         The second half of the book is an even breezier read than the first. Moon dies on page 265 and 72 pages later – 40 years – we’ve cruised past The Who Hits 50 Tour in 2014/15 and reached the chequered flag. So an awful lot – Kenney Jones in and out (his dismissal due in no small part to Daltrey), retirements and comebacks, plenty of acting roles, a brush with Ronnie Kray, Entwistle’s death, Townshend’s arrest and release without charge over that silly child pornography business, a surprising number of health issues, appearances at the Superbowl and London Olympics, and Daltrey’s role in the Teenage Cancer Trust – are skimmed through very hastily. There’s an interesting diversion when Daltrey unwisely elects a new manager to promote a solo tour of the US, only to come a cropper and be rescued by the faithful Curbishley, and a plausible explanation as to why he and Townshend felt obliged to continue after Entwistle checked out.
         Mr Kibblewhite now becomes the 53rd Who or Who-related book to sit on my shelves. It’s slightly ironic that this and Who I Am – the only other one actually written by a member of the group – don’t really rival the better ones – Marsh, Barnes, Fletcher, Neill & Kent, Unterberger, Blake – by these professional writers, and I can reveal that a full-length Entwistle biography by a seasoned author is now in preparation. Still, in his own in-yer-face way, Roger Daltrey has added meaningfully to my Who library, not so much in quantity, nor even quality, but in offering his distinctive point of view and shining an even brighter light on The Who’s troubled internal affairs.

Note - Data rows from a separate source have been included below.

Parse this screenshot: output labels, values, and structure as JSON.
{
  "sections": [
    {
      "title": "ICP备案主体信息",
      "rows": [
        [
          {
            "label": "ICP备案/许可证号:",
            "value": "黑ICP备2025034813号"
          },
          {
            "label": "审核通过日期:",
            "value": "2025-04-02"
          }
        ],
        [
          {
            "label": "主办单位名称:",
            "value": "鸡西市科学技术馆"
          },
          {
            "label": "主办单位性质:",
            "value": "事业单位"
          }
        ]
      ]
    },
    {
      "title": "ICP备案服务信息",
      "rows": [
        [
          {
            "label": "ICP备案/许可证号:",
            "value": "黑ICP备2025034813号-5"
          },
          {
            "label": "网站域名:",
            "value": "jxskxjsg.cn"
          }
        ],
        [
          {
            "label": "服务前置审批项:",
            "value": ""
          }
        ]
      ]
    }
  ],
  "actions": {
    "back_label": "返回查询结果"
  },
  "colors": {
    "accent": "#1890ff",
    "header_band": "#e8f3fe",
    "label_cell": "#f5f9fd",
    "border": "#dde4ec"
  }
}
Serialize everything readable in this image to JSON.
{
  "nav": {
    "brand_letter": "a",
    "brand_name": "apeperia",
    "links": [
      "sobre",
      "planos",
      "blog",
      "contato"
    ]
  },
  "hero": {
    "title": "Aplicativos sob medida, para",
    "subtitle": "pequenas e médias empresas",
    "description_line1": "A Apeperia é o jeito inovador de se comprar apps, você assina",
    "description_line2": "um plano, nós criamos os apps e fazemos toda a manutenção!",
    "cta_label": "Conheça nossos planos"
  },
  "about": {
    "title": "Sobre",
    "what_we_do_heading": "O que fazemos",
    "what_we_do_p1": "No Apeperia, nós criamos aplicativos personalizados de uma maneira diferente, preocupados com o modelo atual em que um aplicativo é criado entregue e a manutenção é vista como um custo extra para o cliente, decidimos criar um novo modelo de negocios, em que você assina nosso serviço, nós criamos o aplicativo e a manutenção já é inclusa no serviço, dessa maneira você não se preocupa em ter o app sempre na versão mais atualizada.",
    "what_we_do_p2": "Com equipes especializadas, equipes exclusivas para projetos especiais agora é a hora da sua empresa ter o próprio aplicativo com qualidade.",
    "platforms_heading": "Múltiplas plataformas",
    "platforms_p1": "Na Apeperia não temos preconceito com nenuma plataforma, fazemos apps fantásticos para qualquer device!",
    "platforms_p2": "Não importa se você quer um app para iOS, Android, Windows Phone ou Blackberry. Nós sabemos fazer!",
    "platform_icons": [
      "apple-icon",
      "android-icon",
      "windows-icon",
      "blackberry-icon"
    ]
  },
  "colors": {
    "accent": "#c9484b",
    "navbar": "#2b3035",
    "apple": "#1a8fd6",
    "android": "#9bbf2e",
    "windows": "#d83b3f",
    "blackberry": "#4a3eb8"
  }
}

If the best that can said of his book is that it is disgustingly honest, then that’s not really a bad thing.